Weed size is a very important consideration when making herbicide decisions, stresses Lynn, with trials showing a considerable drop off in levels of control from SUs when weeds are bigger than label recommendations.

“In one trial a spring herbicide treatment was delayed because of a cold winter and spring, which meant conditions weren’t suitable for spraying an SU until the first week of May. By that time the weeds were too big and control was poor as a result,” she recalls.

Incomplete kill of weeds is a major factor in selecting for a herbicide resistant population, explains Lynn. “In cases like this the weed has had exposure to the herbicide and then recovered. It will go on to set seed which goes into the seedbank and has the potential to be less sensitive to the herbicide than the generation before.”

The majority of resistant chickweed has been found in Scotland, which may be linked to continuous spring barley cropping and a reliance on SU herbicides for spring weed control. “There’s also traditionally been a tendency to use low rates in Scotland which increases the risk of resistance developing,” she adds.

Source: Cost effective weed control AHDB Project Report 107 1995

Flexibility aids spring weed control

In the past, growers have limited flexibility with herbicide timings in the spring, with the major groups available – hormones such as CMPP, HBN, fluroxypyr and SU’s – all dependent on warmer conditions or little diurnal variation to work well.

Andrew Gilchrist, managing director of Scottish Agronomy, says they’ve been struggling with control of some weeds in the spring for some time now. The agronomy company provides independent advice on 60,000ha of arable crops in Scotland, as well as conducting extensive field trials.

“The problems with weed control are mostly related to resistance issues with SU’s, in chickweed and mayweed in particular. We’re also seeing some other species have become more difficult to control, although this hasn’t officially been defined as showing ‘resistance’. A good example of this is fumitory, which is now difficult to manage in the spring using hormone, SU or HBN chemistry.

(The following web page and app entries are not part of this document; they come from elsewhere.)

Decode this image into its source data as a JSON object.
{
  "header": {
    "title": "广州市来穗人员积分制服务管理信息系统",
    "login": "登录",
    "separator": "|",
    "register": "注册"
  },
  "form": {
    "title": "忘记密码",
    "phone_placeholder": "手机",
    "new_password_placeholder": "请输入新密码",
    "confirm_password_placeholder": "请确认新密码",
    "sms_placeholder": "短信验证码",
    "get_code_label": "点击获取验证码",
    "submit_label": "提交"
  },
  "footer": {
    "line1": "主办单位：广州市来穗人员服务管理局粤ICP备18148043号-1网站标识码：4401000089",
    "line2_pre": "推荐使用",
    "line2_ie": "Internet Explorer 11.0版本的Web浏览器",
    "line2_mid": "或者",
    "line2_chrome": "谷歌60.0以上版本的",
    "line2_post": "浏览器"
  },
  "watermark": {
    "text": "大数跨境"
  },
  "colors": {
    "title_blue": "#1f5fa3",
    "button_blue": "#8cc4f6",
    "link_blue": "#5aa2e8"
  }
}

“We first had Arylex in trials three years ago and were particularly impressed by its activity on fumitory – which is a major weed for us. We used a limited amount of Pixxaro commercially in 2016, and again we noticed how well it worked on fumitory, particularly in colder conditions. When Zypar became available last season, we could see how useful the extended spectrum of weed control would be, particularly as mayweed and vol OSR would be controlled.

“We subsequently used a significant amount of Zypar, both in winter crops as a spring tidy-up, and in spring barley as the main weed control component. We found we achieved good control of cleavers and fumitory during the very dry and stressy April period. It seems to tank-mix well with a range of other products, and significantly reduces our dependence on SU herbicides, which traditionally have formed the backbone of our spring weed control strategy. It also reduces our dependence on hormone chemistry and subsequently reduces the stress from heavyweight tank-mixes.”

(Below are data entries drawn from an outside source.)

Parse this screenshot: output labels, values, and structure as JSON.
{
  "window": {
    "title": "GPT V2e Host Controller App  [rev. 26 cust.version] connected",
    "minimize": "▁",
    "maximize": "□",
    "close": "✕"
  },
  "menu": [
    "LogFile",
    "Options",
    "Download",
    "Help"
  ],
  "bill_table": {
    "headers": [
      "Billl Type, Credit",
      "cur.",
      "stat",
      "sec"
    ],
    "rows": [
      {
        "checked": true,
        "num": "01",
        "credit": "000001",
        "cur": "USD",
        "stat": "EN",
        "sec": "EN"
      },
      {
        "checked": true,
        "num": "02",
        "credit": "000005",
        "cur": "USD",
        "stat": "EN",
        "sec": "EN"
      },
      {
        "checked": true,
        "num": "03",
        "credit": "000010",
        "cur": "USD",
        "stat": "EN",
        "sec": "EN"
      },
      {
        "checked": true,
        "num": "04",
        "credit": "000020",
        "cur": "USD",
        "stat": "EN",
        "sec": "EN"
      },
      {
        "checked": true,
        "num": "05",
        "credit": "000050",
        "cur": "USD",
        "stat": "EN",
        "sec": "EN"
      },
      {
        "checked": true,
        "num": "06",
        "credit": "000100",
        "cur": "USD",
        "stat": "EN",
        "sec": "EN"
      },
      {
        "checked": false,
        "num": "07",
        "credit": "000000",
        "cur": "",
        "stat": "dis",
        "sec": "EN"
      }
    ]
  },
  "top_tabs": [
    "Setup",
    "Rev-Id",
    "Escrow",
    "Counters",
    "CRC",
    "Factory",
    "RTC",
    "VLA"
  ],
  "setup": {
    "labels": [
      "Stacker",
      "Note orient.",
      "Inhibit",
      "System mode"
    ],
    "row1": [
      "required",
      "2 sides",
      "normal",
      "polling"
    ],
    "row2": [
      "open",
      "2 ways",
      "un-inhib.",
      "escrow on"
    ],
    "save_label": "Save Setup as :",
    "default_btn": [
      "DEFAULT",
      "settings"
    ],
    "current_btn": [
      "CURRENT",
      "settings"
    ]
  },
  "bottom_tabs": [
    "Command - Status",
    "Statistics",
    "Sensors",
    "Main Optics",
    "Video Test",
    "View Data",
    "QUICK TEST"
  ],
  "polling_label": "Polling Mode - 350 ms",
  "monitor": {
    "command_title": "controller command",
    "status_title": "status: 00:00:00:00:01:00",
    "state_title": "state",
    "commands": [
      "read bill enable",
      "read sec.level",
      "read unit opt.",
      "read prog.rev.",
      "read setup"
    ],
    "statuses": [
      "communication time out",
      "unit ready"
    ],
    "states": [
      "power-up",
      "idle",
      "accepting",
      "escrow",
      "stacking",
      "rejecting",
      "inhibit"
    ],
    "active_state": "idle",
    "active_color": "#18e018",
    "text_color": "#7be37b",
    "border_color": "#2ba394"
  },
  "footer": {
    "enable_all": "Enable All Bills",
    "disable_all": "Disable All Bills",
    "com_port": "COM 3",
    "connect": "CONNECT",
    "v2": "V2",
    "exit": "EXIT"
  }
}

Andrew says the Arylex range has reduced dependency on older chemistry, which has been struggling. “We now have the flexibility to either go early in colder conditions or we can wait with the knowledge we can knock down larger problem weeds like cleavers and fumitory.”

Research Briefing

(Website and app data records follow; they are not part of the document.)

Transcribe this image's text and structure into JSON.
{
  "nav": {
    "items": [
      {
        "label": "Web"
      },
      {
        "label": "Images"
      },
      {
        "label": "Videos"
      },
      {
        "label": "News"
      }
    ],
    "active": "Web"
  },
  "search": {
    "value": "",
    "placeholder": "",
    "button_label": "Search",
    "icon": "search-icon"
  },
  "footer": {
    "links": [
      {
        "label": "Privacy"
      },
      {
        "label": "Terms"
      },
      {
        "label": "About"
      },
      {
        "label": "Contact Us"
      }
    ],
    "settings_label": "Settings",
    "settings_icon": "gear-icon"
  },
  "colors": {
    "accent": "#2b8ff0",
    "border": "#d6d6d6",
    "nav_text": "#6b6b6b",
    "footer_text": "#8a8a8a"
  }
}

To help growers get the best out of technology used in the field, manufacturers continue to invest in R&D at every level, from the lab to extensive field trials. CPM Research Briefings provide not only the findings of recent research, but also an insight into the technology, to ensure a full understanding of how to optimise its use.

CPM would like to thank Corteva Agriscience, the agriculture division of DowDuPont, for sponsoring this Research Briefing and for providing privileged access to staff and material used to help bring it together.

Corteva Agriscience has an unparalleled pipeline of innovative new products for UK farmers which focus on the need for sustainable, profitable crop production. Combining the knowledge and expertise of its heritage companies, Corteva’s scale and commitment to research and development means it is perfectly positioned to deliver the market-shaping innovations demanded by modern day agriculture.